In the grocery department, sales are fairly balanced across the top-selling major categories with desserts, sweet goods and snacks bringing in $8.5 billion in annual sales – just slightly ahead of bread. Cookies and crackers each bring in about $6.8 billion, followed by rolls and buns ($3.7B), wraps and tortilla shells ($2.4B) and cereal and granola bars ($2.0B). Within the in-store bakery, sales are dominated by desserts, sweet goods and snacks ($8.3B). Cookies is the next largest major category with $1.8B in sales and followed by bread ($1.6B) and rolls and buns ($1.2B). Year-over-year growth levels for the big categories in grocery were between 1 to 5% depending on the category, but most were in the 1 to 2% range. In the in-store bakery, there was much stronger performance with desserts and sweet goods, the biggest segment, up 3.4%, rolls and buns up 5.1%, cookies up 6.2%, cereal and granola bars up 19.4% and crackers grew 26.5%.
“So there’s a lot of interest in the in-store bakery as many of retailers are putting a lot more focus on in both the size of the department as well as how they merchandise and assort that part of the store,” Hale said. “When you look at what is driving growth in either the grocery department or the in-store bakery, a number of small sellers delivered big growth.”
In the in-store bakery the biggest growth was seen in donut party platters, at $63 million, which grew by 101%. Regular bagels, at $53 million, grew by 47%. Bulk bread, at $310 million, grew by 37%, crackers, at $27 million, grew by 33%. Croissants, at $344 million, grew by 25%.
Shopping the Aisle and In-Store Bakery
Most households shop both the aisle and the in-store bakery. When you look at exclusive shopping within functional items, 20% of consumers say they only shop the in-store bakery, another 20% say they only shop the aisle, and 60% say they shop both.
Indulgent and dessert items are much more likely to have exclusive buying in the in-store bakery (29%) relative to the aisle (19%), with a little over half at 53% saying they shop in both.
Hale said when you look at consumer perceptions at what’s important about the aisle vs the in-store bakery, consumers say that they know when they shop the aisle they’re going to get a good price. They’re going to see good nutritional information, and it’s going to be a convenient shopping experience.
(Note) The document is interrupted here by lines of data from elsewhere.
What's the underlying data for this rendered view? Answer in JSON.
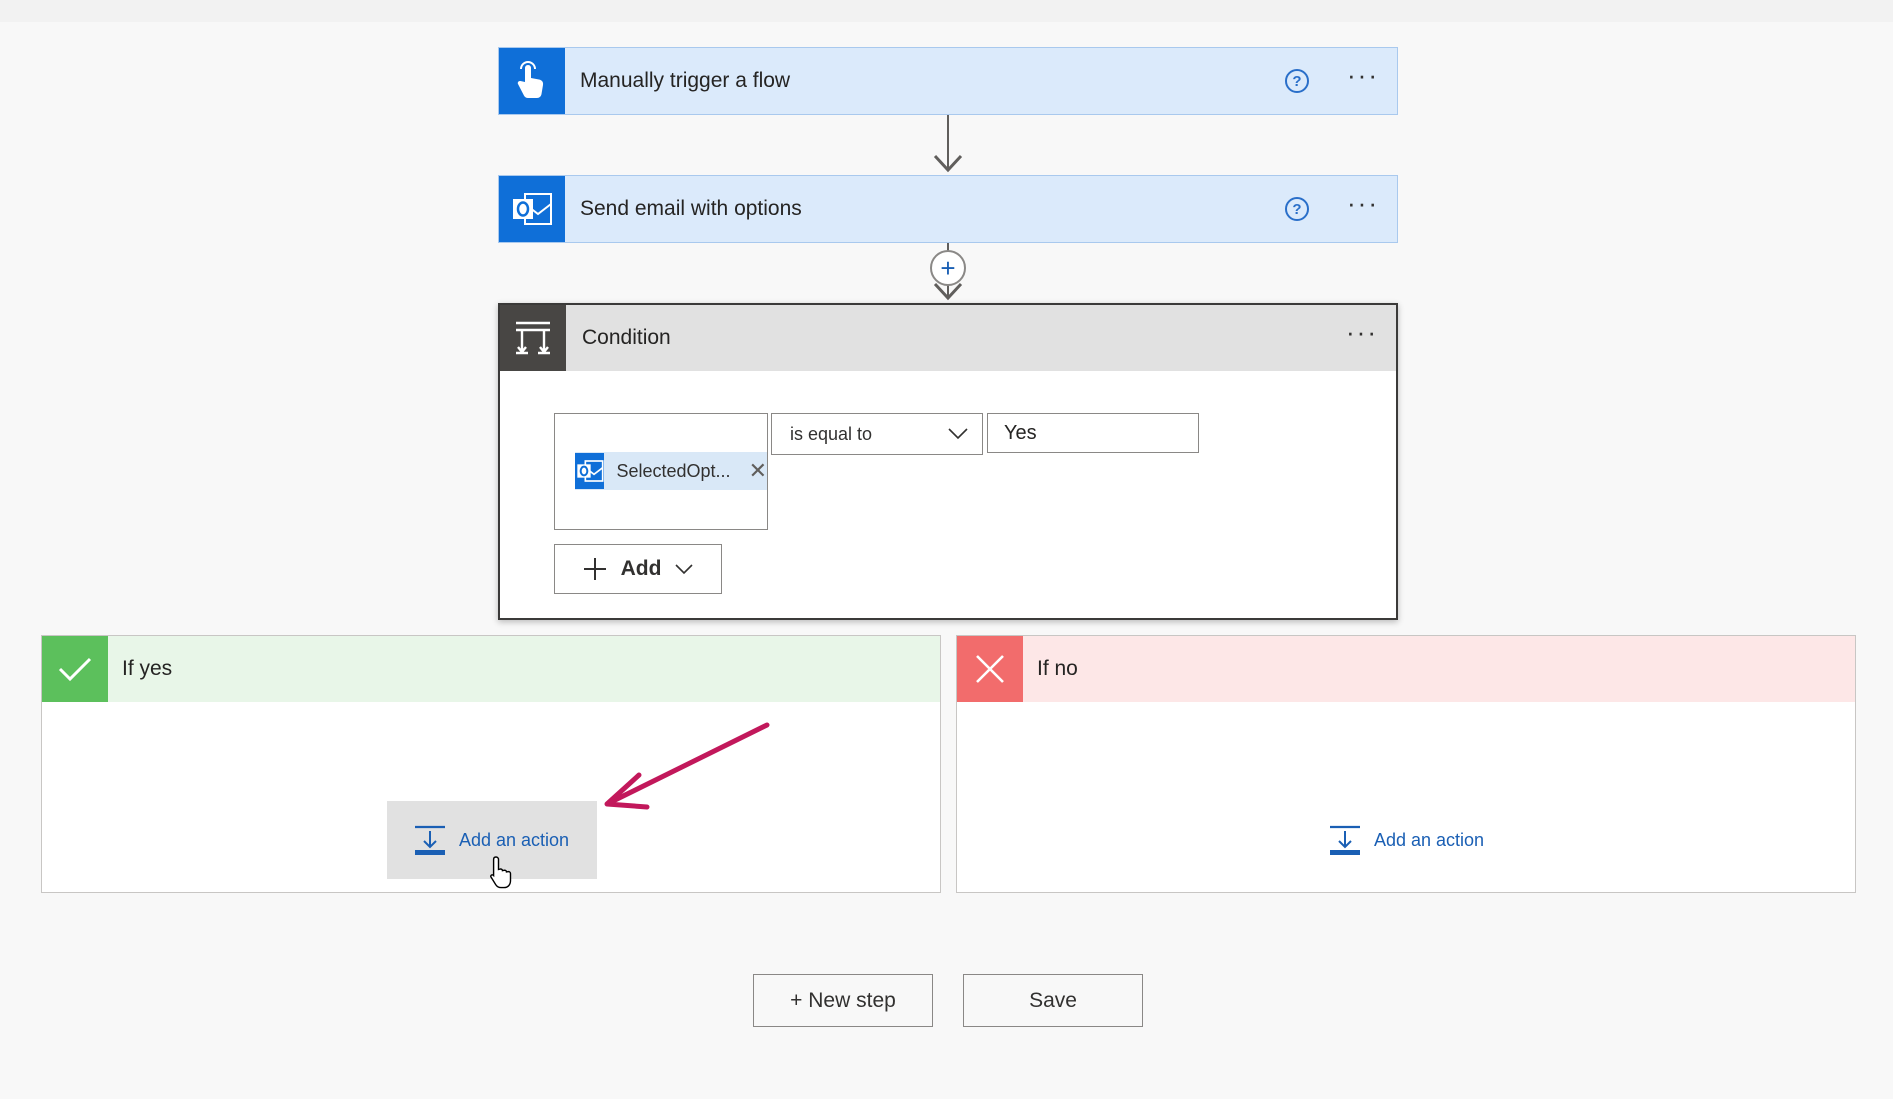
{
  "steps": [
    {
      "title": "Manually trigger a flow",
      "icon": "touch-hand-icon",
      "help": "?",
      "more": "···"
    },
    {
      "title": "Send email with options",
      "icon": "outlook-icon",
      "help": "?",
      "more": "···"
    }
  ],
  "condition": {
    "title": "Condition",
    "more": "···",
    "left_token": "SelectedOpt...",
    "remove_glyph": "✕",
    "operator": "is equal to",
    "value": "Yes",
    "add_button": "Add"
  },
  "branches": {
    "yes": {
      "label": "If yes",
      "add_action": "Add an action",
      "color": "#5cc05c"
    },
    "no": {
      "label": "If no",
      "add_action": "Add an action",
      "color": "#f26c6c"
    }
  },
  "footer": {
    "new_step": "+ New step",
    "save": "Save"
  },
  "colors": {
    "accent": "#0f6fd8",
    "arrow": "#c2185b"
  }
}
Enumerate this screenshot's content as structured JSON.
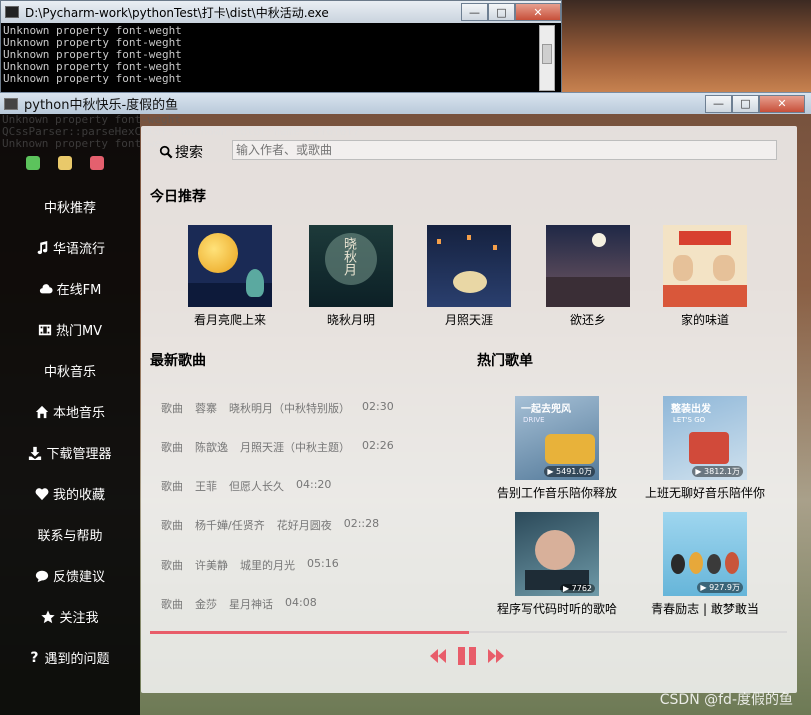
{
  "console": {
    "title": "D:\\Pycharm-work\\pythonTest\\打卡\\dist\\中秋活动.exe",
    "lines": [
      "Unknown property font-weght",
      "Unknown property font-weght",
      "Unknown property font-weght",
      "Unknown property font-weght",
      "Unknown property font-weght"
    ],
    "min": "—",
    "max": "□",
    "close": "✕"
  },
  "app": {
    "title": "python中秋快乐-度假的鱼",
    "ghost_lines": [
      "Unknown property font-weght",
      "QCssParser::parseHexColor: Unknown color name '#f6f6f7'",
      "Unknown property font-weght"
    ],
    "min": "—",
    "max": "□",
    "close": "✕"
  },
  "window_dots": {
    "colors": [
      "#5cc35c",
      "#e9c96a",
      "#e4606e"
    ]
  },
  "sidebar": {
    "items": [
      {
        "label": "中秋推荐",
        "icon": ""
      },
      {
        "label": "华语流行",
        "icon": "music-icon"
      },
      {
        "label": "在线FM",
        "icon": "cloud-icon"
      },
      {
        "label": "热门MV",
        "icon": "film-icon"
      },
      {
        "label": "中秋音乐",
        "icon": ""
      },
      {
        "label": "本地音乐",
        "icon": "home-icon"
      },
      {
        "label": "下载管理器",
        "icon": "download-icon"
      },
      {
        "label": "我的收藏",
        "icon": "heart-icon"
      },
      {
        "label": "联系与帮助",
        "icon": ""
      },
      {
        "label": "反馈建议",
        "icon": "chat-icon"
      },
      {
        "label": "关注我",
        "icon": "star-icon"
      },
      {
        "label": "遇到的问题",
        "icon": "question-icon"
      }
    ]
  },
  "search": {
    "label": "搜索",
    "placeholder": "输入作者、或歌曲"
  },
  "today": {
    "title": "今日推荐",
    "items": [
      {
        "caption": "看月亮爬上来"
      },
      {
        "caption": "晓秋月明"
      },
      {
        "caption": "月照天涯"
      },
      {
        "caption": "欲还乡"
      },
      {
        "caption": "家的味道"
      }
    ]
  },
  "latest": {
    "title": "最新歌曲",
    "songs": [
      {
        "type": "歌曲",
        "artist": "蓉寨",
        "name": "晓秋明月（中秋特别版）",
        "duration": "02:30"
      },
      {
        "type": "歌曲",
        "artist": "陈歆逸",
        "name": "月照天涯（中秋主题）",
        "duration": "02:26"
      },
      {
        "type": "歌曲",
        "artist": "王菲",
        "name": "但愿人长久",
        "duration": "04::20"
      },
      {
        "type": "歌曲",
        "artist": "杨千嬅/任贤齐",
        "name": "花好月圆夜",
        "duration": "02::28"
      },
      {
        "type": "歌曲",
        "artist": "许美静",
        "name": "城里的月光",
        "duration": "05:16"
      },
      {
        "type": "歌曲",
        "artist": "金莎",
        "name": "星月神话",
        "duration": "04:08"
      }
    ]
  },
  "hot": {
    "title": "热门歌单",
    "items": [
      {
        "caption": "告别工作音乐陪你释放",
        "cover_text": "一起去兜风",
        "cover_sub": "DRIVE",
        "plays": "▶ 5491.0万"
      },
      {
        "caption": "上班无聊好音乐陪伴你",
        "cover_text": "整装出发",
        "cover_sub": "LET'S GO",
        "plays": "▶ 3812.1万"
      },
      {
        "caption": "程序写代码时听的歌哈",
        "cover_text": "",
        "cover_sub": "",
        "plays": "▶ 7762"
      },
      {
        "caption": "青春励志 | 敢梦敢当",
        "cover_text": "",
        "cover_sub": "",
        "plays": "▶ 927.9万"
      }
    ]
  },
  "player": {
    "progress": 0.5,
    "accent": "#e85d6a"
  },
  "watermark": "CSDN @fd-度假的鱼"
}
In the in-store bakery consumers anticipate the product consistency is better; there’s a wider selection; more healthy offerings; better service because it’s clerk attended; better freshness, even though it may be prepared somewhere else and brought into the store; and better quality of ingredients and taste.
Study administrators also asked consumers, “How would you like to see the store designed?” Only 11% of consumers say they’d like a separate bread aisle in the center of the store and the in-store bakery in the perimeter, the way it is today.
“It’s easier said than done in terms of how we change that, but I think we have seen some activity by some retailers to enhance how we leverage both sides of the store in ways different than we done in the past,” Hale said. “We’re starting to see bakery flowing into deli, mixed in with pre-packaged grocery items like fresh pies mixed in with refrigerated dough products or cheeses and deli breads mixed together. Again, make it convenient and easy for consumers to say, ‘Hey, that’s something I can combine on a snack occasion or a meal occasion and you gave me an idea I didn’t have on my list.’”
This article is part of our series on the Power of Bakery 2019 Update. This post and the others give only a window into the the data available in the full Power of Bakery report, which is free to ABA Members. Others can receive it for a fee. Click here to access the full Power of Bakery Report.